In order to understand what a superconducting magnet is, it is important to know a bit about superconductivity. When certain metals and ceramics are cooled from a range of degrees near absolute zero, they lose their electrical resistance. This temperature is called critical temperature (Tc) and is different for each material. When there is no electrical resistance, electrons can roam freely throughout the material. The element can hold large amounts of current for long periods of time without losing energy as heat. This ability to hold an extreme electrical charge is called superconductivity.
Most metals have a woven sort of atomic structure. Their electrons are loosely held, so that they can move easily in and out of the woven pattern. As the electrons move, they collide with atoms and lose energy in the form of heat. Metals are able to heat and conduct electricity very well because of this. This is why pots and pans and things like toaster ovens are constructed of metal.

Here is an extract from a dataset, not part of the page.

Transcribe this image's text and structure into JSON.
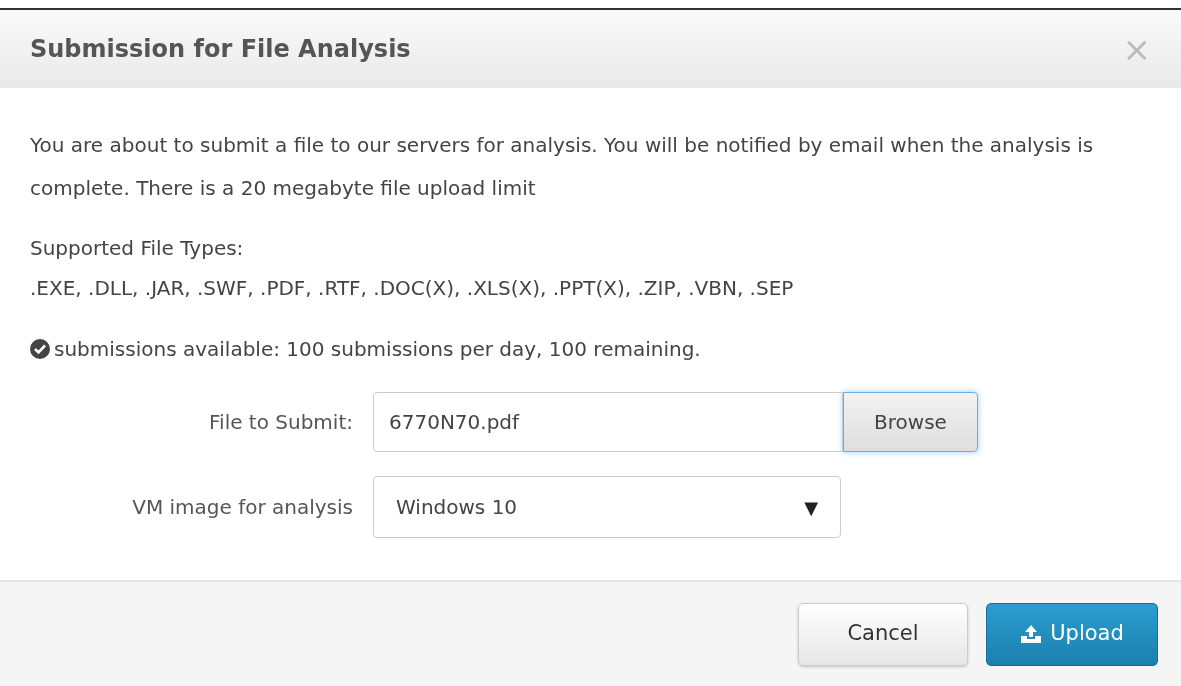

In a superconductor, the electrons travel in pairs and move between atoms, instead of colliding with them. As a negatively charged electron moves though the weave with positively charged atoms, it pulls on those positive atoms. Another electron is drawn towards the resistance and pairs up with the original electron. They are constantly breaking free and joining with other electrons, but with little to no resistance. For this reason, they do not lose heat and energy like standard metal.
Type II superconductors are the kind used in the coils of a superconducting magnet. A type II superconductor reaches Tc at a lower temperature than type I superconductors. They have a gradual transition from superconducting to their normal state within a magnetic field. These two characteristics allow them to conduct higher currents than type I.
A superconducting magnet can be used for magnetic levitation. In the Meissner Effect, a superconductive disk is placed beneath a magnet and cooled using liquid nitrogen. The superconductor is open to accept a charge because it is cooled, the magnet induces a current and therefore magnetic field in the superconductor, and the magnet begins to float over that field.
Research is in the works to use a superconducting magnet for a levitating train system. It also is being considered for making small but powerful magnets in use for magnetic resonance imaging (MRI). Long-term plans include discovering materials that can produce superconductivity without freezing. If this material is discovered, it will change the future of many fields including transportation and energy production.